I get out through a backdoor to a dark and narrow lane. Three guys squat on the floor. One of them has bad teeth, he flashes a rather dirty grin and offers me marihuana. Better get out of that place, it’s too dark and dirty in the backyard.
I continue my trip on the MTR to Mong Kok. I pass high-rise buildings and I walk through streets with a great number of neon signs and numerous bridges (for pedestrians and for vehicles) which cross the streets.
On the main street there is heavy traffic and a lot of noise. I go around the corner and as so often in Hong Kong there is a completely different picture: an open air food market. The air is full of smells, roasted chicken are chopped to pieces for take away. Hundreds of Chinese people visit the colourful market.
The same afternoon I intend to go for late lunch in Jordan. I have a huge appetite for seafood but I must discover that almost all restaurants are closed. The only place which seems to have good food is a food stall on Temple Street.
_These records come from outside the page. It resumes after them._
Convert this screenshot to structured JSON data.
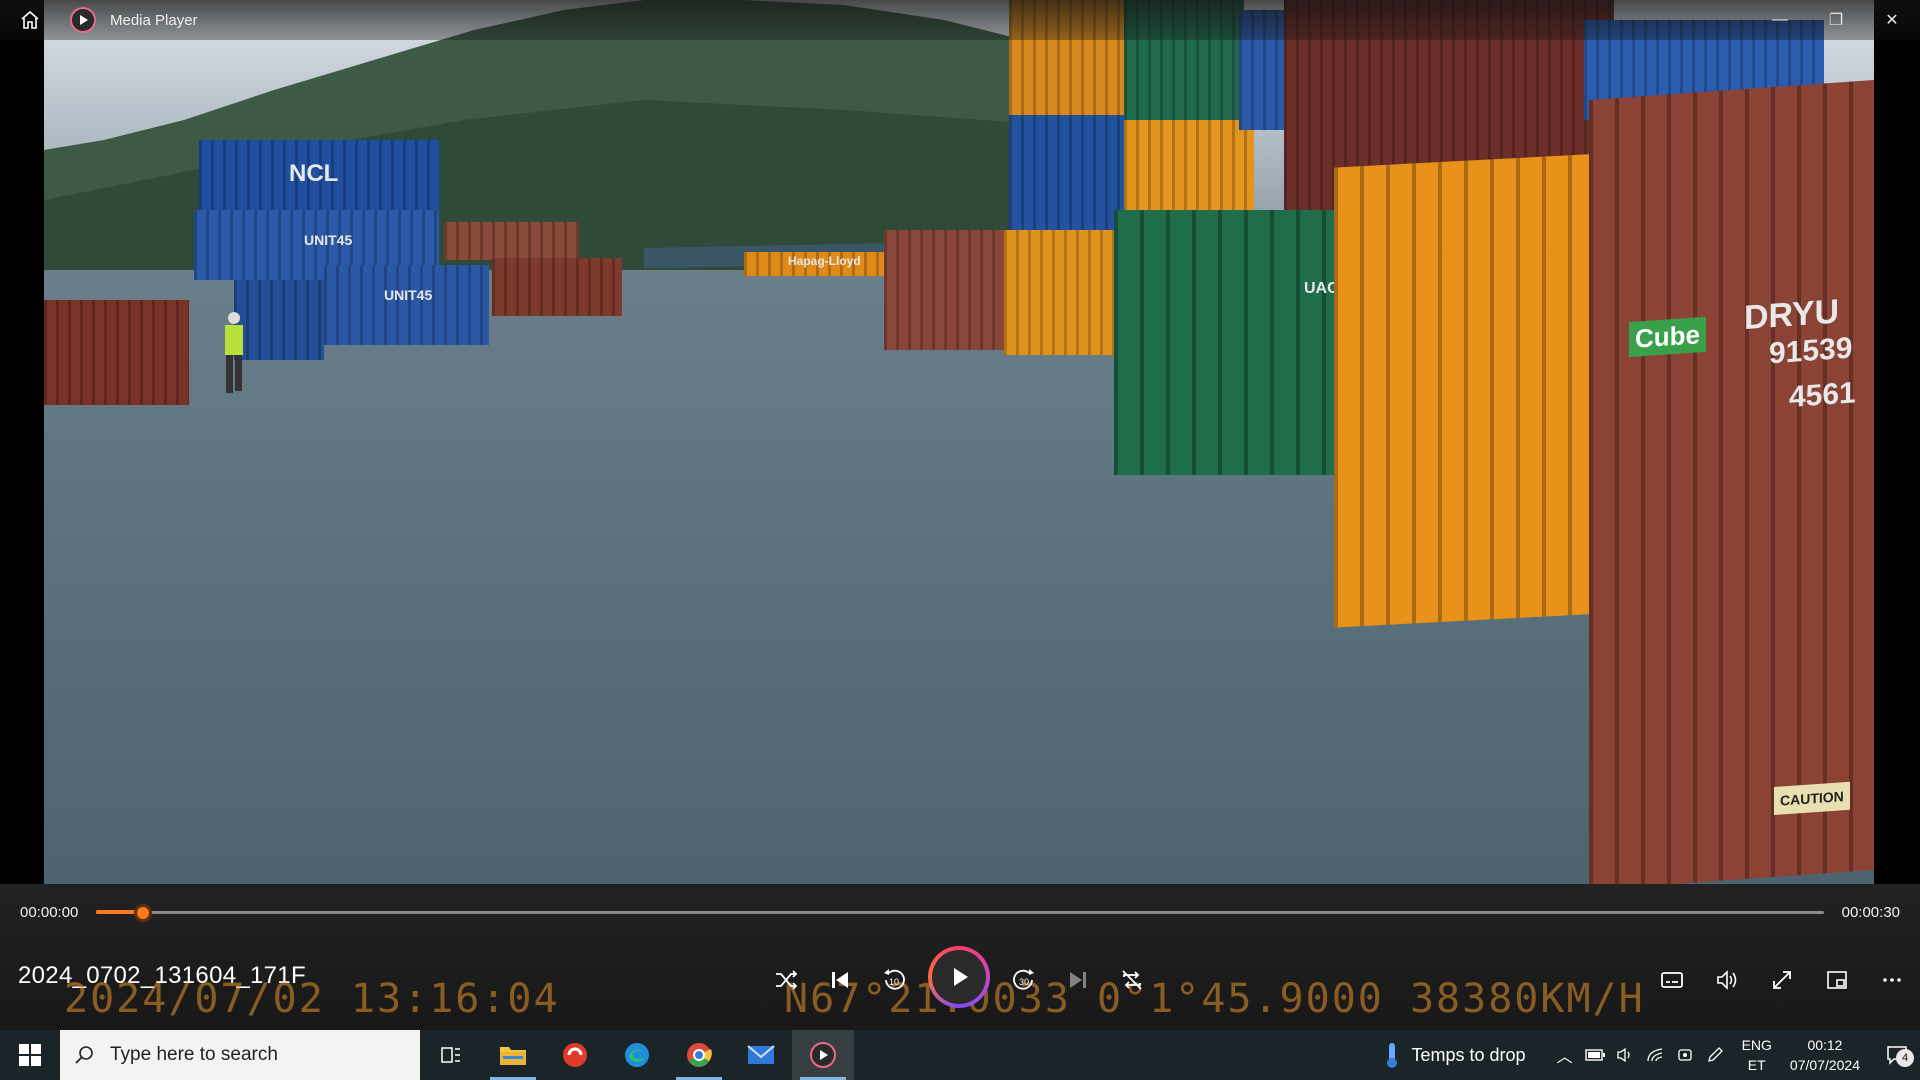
{
  "window": {
    "title": "Media Player",
    "controls": {
      "minimize": "—",
      "maximize": "❐",
      "close": "✕"
    }
  },
  "scene": {
    "container_labels": {
      "ncl": "NCL",
      "unit45_a": "UNIT45",
      "unit45_b": "UNIT45",
      "hapag": "Hapag-Lloyd",
      "uacu": "UACU",
      "cube": "Cube",
      "dryu": "DRYU",
      "num1": "91539",
      "num2": "4561",
      "caution": "CAUTION"
    }
  },
  "player": {
    "time_current": "00:00:00",
    "time_total": "00:00:30",
    "progress": 0.027,
    "filename": "2024_0702_131604_171F",
    "osd_date": "2024/07/02 13:16:04",
    "osd_coords": "N67°21.0033  0°1°45.9000  38380KM/H",
    "skip_back": "10",
    "skip_forward": "30"
  },
  "taskbar": {
    "search_placeholder": "Type here to search",
    "weather_text": "Temps to drop",
    "lang_top": "ENG",
    "lang_bottom": "ET",
    "clock_time": "00:12",
    "clock_date": "07/07/2024",
    "notification_count": "4"
  },
  "colors": {
    "accent": "#ff7a1a",
    "taskbar_bg": "#1b2428"
  }
}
I decide to sit down next to the stall at a tiny table on a low stool made of plastic. I am cautious not to rest my elbows on the greasy table and try to forget the dirt on the stool. The meal is good, though.
Without intent I start watching several young men which are standing at the corner of the street where I am sitting. One of the boys wears jogging trousers, he seems to be on the street occasionally and wait for somebody.
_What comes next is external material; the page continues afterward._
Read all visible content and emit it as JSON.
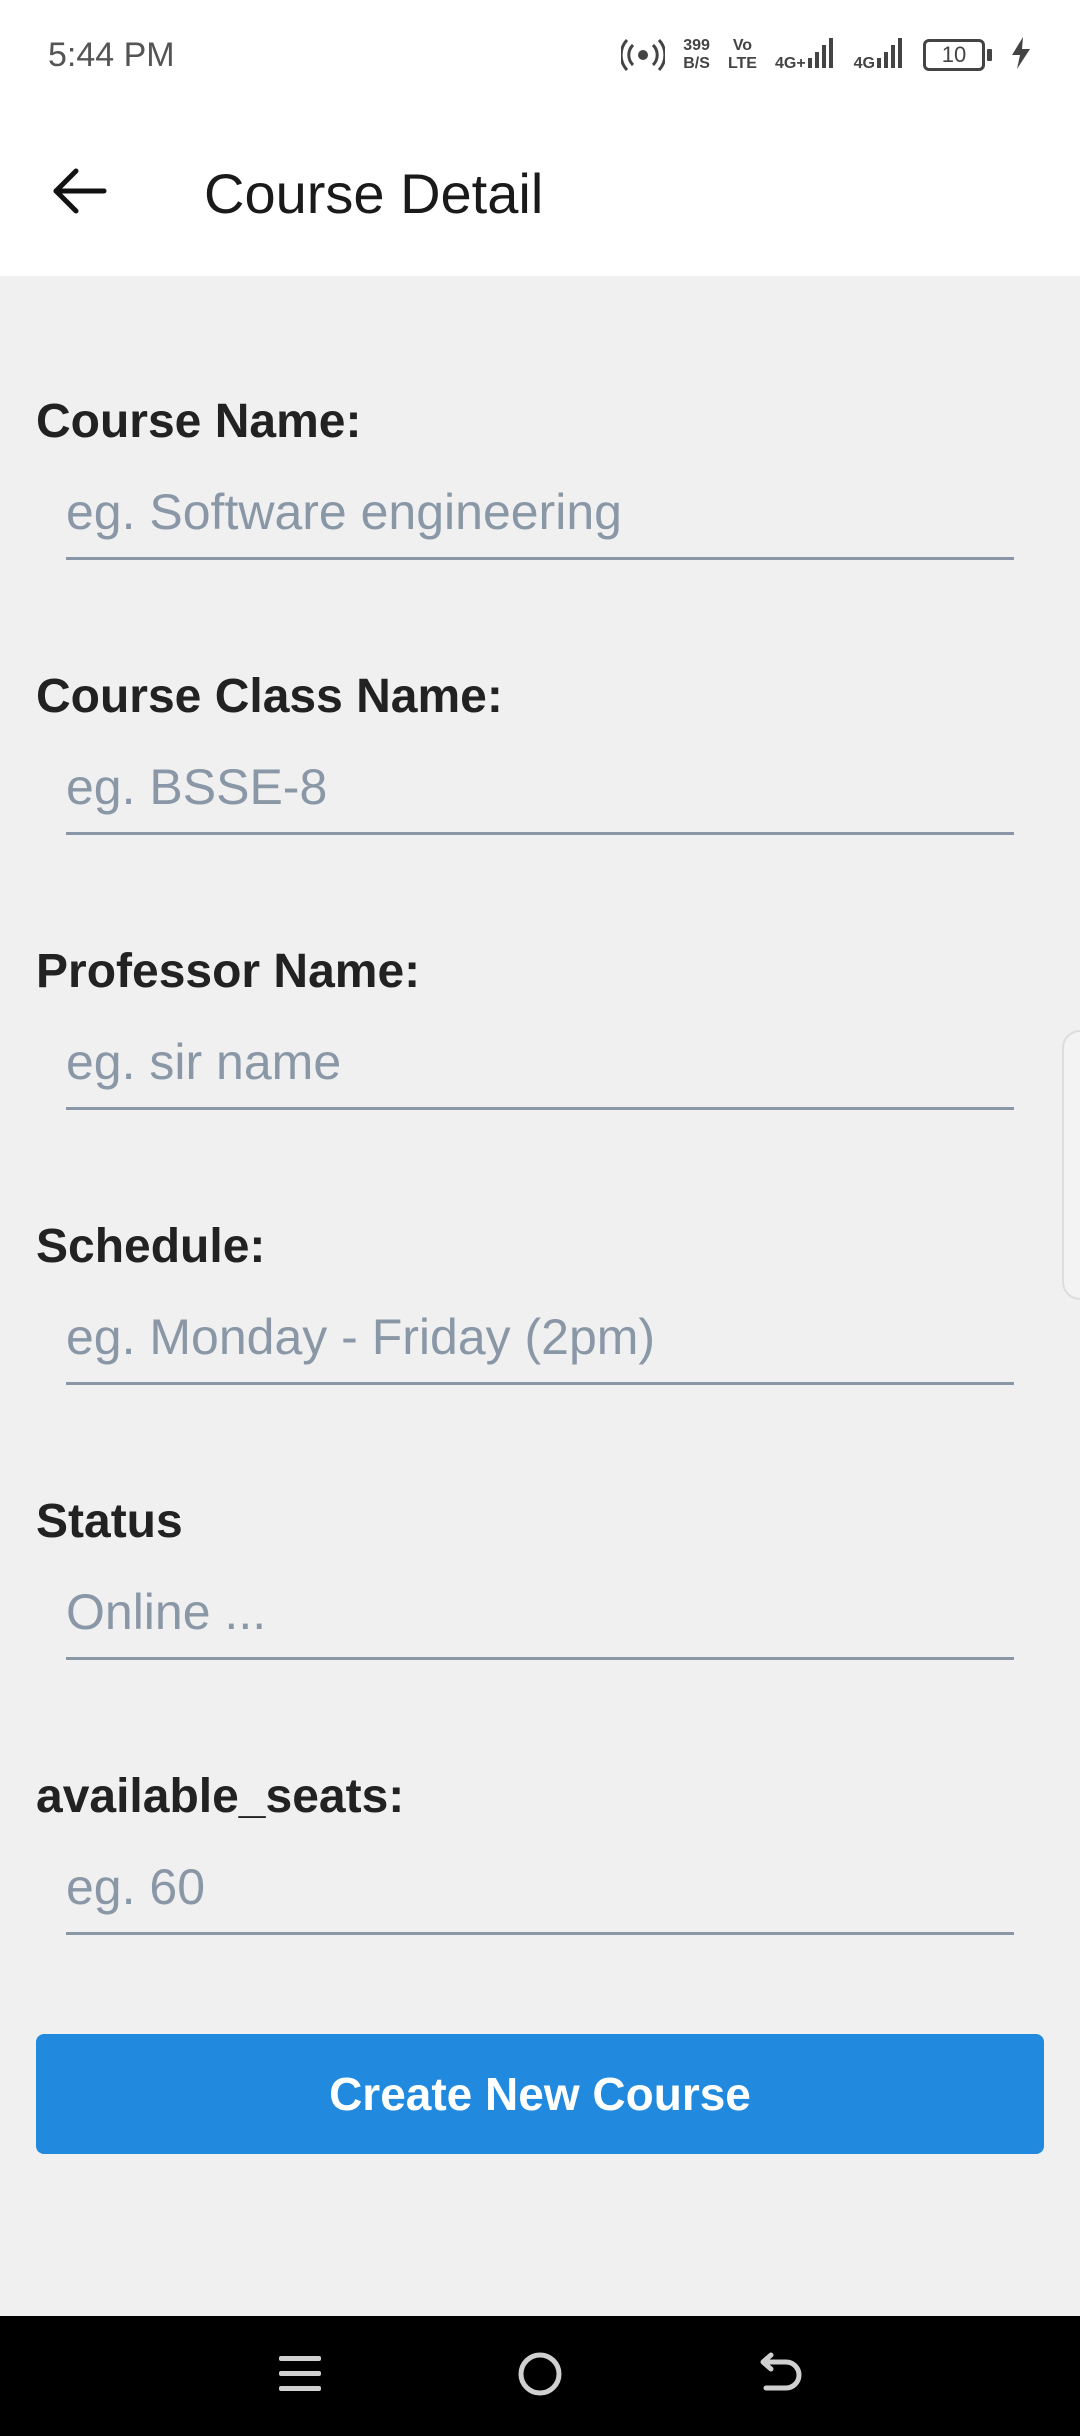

Another guy wears a golden necklace and a shoulderbag which looks a little too female. He crosses the street and runs around busily. A third guy appears, who also wears a shoulderbag. That man is the youngest.
Only then I notice that those boys are hookers. The young one is the most daring, he walks up to passing men and talks to them. Most of the approached men won’t listen nor talk back, they just continue their way.
I watch the hookers unnoticed. Whenever I think they look at me, I stare somewhere else. Finally the young boy approaches me and offers me a massage.
Jordan is a district of red light joints and saunas. Usually women offer their services to men. The male hookers are clearly news in a city which hasn’t quite come to terms with homosexuality.
On our last day in Hong Kong me and a friend make a visit to the bird market. Parrots, canaries and the like are offered in cages.
The bird market is close to Flower Street which only has flower stands. We continue our way to the Goldfish Market which has only aquarium shops.
Well actually it’s more plastic bags filled tight with water which are put up in the street by the hundreds. The bags contain one or more fish, they are that taut that they almost seem to explode. Distortion gives a surrealistic look of the fish in the bags.
I take part in Soundframe (www.soundframe.at), which is a big exhibition about audiovision at the Künstlerhaus Vienna.
This year’s topic is Evolution Remixed. My film ALL PEOPLE IS PLASTIC is chosen for the show (see http://kgp.co.at/index.php?option=com_moviedb&task=viewmovie&id=13&Itemid=84&lang=en for information and trailer of the film).
I also contribute a collage to UKO’s Sista Sadie Life Show, which is a remix project of UKO’s new album on all levels (music, video and photography).
Dj Kosmoprolet aka Karl Kilian has expanded his live performance into a 3 people outfit called Kosmoprolet. Kosmoprolet speak Rrrrrrussian English, they play Trash Techno. Check out Kosmoprolet’s great dance video Coalminestyle on Youtube: http://www.youtube.com/watch?v=8V68LS_gzOc and their music under: http://www.myspace.com/djkosmoprolet
In December 2008 our video installation DROPPING FURNITURE is shown in a group show called “Soot From the Funnel” at Lokaal 01 in Breda (Holland) and at the “Central European Art Festival” in Trnva (Slovakia).
The single-channel film version premiered at 2008’s Austrian film festival VIENNALE and has been invited for ex. to this year’s International Film Festival Rotterdam and the Hong Kong Int. Film Festival 2009. Yippiäh!